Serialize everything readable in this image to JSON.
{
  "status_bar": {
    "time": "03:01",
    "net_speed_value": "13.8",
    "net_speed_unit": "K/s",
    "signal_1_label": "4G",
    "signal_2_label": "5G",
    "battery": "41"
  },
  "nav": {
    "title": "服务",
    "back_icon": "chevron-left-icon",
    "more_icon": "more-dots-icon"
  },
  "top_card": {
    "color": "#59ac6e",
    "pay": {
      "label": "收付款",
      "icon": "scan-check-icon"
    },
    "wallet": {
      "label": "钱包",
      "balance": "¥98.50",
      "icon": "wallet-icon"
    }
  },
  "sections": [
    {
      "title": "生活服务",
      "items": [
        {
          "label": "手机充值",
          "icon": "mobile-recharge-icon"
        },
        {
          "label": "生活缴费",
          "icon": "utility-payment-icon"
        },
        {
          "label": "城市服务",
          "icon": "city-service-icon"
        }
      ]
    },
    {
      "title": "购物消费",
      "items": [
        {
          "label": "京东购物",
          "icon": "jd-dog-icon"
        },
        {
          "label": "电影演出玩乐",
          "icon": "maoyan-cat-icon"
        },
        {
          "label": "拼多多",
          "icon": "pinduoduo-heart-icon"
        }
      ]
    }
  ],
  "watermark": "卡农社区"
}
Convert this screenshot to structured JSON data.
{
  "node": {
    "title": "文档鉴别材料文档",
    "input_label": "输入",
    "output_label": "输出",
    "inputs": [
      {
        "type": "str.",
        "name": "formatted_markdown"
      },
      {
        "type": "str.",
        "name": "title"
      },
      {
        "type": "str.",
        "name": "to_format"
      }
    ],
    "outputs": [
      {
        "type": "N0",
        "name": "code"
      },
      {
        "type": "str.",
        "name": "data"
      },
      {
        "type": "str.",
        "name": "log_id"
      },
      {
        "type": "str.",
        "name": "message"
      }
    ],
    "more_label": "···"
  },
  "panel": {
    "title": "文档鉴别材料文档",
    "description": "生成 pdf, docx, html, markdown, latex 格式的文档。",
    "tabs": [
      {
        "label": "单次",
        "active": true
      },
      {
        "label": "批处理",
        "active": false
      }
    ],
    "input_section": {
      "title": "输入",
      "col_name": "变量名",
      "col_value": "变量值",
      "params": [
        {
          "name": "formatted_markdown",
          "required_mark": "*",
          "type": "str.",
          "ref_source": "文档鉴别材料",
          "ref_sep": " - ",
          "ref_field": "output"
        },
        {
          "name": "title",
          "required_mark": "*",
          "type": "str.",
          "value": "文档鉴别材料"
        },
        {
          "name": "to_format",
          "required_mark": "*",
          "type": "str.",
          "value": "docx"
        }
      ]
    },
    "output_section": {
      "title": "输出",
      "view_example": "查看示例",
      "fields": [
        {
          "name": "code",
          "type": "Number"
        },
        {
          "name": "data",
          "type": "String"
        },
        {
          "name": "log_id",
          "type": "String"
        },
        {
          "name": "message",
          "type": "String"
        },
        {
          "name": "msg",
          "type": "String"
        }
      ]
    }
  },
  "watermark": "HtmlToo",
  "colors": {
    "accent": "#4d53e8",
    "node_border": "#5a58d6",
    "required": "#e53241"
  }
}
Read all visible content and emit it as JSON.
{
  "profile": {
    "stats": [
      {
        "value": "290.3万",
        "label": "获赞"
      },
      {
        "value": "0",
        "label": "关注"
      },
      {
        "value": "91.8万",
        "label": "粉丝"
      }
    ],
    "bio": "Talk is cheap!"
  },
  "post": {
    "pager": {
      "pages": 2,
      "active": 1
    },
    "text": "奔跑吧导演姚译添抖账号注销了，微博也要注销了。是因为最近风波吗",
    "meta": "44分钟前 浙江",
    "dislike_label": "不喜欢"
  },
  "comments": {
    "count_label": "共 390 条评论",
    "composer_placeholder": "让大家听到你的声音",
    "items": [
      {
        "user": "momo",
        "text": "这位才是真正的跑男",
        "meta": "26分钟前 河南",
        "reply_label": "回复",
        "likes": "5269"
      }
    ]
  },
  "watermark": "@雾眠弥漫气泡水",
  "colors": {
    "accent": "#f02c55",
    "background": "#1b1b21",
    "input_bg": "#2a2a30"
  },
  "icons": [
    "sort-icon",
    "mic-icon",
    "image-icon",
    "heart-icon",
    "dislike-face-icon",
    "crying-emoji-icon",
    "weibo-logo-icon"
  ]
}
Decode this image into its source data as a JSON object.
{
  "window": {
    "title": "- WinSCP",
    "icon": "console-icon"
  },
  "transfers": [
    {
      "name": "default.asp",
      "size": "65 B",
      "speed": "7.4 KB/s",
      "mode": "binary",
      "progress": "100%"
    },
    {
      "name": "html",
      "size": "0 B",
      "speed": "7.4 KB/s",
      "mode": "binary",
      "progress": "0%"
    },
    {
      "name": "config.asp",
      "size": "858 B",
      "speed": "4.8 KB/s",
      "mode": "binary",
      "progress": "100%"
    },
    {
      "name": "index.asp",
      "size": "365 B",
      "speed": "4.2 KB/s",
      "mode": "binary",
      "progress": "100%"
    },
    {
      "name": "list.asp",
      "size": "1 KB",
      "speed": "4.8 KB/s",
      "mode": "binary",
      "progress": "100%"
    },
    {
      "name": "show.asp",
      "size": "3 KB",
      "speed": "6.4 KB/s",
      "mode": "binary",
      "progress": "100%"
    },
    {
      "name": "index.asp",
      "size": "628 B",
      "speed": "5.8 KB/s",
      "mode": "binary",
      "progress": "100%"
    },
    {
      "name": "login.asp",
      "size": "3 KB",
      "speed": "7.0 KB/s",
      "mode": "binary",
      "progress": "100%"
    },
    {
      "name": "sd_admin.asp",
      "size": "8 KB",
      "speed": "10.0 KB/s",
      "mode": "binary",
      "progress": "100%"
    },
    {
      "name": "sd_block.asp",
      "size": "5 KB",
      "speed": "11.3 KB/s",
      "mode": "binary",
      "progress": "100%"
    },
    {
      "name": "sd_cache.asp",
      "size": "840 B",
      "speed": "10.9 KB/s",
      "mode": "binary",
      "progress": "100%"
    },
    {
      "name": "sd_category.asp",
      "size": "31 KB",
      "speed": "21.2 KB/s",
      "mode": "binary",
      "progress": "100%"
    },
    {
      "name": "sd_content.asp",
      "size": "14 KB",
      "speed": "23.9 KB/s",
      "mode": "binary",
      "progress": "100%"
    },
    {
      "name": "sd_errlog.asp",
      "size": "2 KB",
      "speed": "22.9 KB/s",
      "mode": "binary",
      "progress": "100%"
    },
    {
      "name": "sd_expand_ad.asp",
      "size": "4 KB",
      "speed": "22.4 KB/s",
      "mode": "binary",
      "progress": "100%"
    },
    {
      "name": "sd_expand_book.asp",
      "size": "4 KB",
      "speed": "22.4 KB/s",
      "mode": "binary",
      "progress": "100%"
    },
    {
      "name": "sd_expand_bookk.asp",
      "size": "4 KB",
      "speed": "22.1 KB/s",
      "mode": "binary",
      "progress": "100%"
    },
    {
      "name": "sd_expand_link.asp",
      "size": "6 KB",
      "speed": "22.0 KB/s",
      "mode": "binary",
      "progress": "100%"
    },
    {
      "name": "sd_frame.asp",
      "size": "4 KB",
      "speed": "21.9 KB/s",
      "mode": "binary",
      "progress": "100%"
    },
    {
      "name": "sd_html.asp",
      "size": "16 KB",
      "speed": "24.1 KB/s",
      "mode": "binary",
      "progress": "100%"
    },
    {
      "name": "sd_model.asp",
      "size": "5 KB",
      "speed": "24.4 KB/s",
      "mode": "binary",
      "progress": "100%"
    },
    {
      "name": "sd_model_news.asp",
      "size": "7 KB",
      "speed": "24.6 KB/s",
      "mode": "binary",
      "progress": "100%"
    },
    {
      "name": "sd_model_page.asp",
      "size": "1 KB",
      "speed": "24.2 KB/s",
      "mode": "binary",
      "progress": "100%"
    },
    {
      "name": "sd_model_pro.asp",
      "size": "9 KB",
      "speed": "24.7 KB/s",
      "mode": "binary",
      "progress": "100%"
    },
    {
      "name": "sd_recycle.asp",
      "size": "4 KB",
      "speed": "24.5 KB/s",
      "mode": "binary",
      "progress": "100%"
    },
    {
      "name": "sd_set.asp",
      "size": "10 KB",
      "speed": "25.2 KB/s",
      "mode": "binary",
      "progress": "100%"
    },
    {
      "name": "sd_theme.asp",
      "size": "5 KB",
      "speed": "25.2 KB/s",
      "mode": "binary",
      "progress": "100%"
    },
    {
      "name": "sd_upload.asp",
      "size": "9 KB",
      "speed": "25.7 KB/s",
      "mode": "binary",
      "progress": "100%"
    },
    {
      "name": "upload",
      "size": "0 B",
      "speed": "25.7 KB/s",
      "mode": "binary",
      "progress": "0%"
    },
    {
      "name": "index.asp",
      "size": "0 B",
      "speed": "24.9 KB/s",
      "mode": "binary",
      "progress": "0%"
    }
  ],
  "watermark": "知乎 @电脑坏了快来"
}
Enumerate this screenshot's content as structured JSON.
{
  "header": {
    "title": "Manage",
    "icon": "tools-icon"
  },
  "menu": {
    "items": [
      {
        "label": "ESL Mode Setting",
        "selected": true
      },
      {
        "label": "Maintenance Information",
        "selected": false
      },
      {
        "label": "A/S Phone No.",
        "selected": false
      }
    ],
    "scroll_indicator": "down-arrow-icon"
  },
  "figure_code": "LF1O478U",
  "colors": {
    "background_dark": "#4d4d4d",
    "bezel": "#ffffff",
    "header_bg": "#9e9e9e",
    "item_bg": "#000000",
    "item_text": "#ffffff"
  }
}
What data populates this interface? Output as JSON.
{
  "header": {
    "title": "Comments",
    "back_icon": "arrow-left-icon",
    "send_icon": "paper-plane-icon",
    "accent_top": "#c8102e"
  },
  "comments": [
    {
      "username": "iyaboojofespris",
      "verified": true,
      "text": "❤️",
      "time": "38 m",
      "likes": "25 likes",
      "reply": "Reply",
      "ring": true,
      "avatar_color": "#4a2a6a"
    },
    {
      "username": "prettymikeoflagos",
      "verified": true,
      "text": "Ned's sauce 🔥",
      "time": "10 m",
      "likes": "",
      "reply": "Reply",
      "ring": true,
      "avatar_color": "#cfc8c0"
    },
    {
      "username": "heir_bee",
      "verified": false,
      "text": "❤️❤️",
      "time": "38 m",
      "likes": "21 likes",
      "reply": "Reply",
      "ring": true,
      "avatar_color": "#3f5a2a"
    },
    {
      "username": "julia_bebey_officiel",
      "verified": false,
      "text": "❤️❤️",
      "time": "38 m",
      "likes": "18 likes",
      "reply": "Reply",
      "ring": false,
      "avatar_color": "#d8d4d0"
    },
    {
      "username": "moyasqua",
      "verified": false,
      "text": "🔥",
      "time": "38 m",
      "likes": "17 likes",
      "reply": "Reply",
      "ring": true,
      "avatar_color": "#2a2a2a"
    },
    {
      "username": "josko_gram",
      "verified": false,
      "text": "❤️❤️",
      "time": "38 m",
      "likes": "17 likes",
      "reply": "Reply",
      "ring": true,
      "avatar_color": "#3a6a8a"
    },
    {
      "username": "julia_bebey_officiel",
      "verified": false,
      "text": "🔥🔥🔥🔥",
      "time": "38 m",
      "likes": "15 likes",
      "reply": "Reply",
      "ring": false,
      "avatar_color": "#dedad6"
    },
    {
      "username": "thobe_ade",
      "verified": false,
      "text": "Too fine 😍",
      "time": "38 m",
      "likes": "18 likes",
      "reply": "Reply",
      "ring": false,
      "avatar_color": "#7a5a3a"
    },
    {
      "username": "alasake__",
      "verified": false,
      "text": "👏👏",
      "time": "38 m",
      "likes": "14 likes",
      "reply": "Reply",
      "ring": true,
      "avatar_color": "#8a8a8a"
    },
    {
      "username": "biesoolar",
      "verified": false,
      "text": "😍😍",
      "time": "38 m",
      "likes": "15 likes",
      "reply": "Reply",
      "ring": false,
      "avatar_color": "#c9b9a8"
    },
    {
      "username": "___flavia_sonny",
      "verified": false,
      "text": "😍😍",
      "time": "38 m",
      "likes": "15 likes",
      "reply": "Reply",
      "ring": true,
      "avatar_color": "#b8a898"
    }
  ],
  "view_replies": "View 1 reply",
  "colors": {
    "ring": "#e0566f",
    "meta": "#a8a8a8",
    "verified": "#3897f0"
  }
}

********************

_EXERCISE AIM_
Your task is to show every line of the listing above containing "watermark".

_OUTPUT FOR THIS TASK_
  "watermark": "卡农社区"
  "watermark": "HtmlToo",
  "watermark": "@雾眠弥漫气泡水",
  "watermark": "知乎 @电脑坏了快来"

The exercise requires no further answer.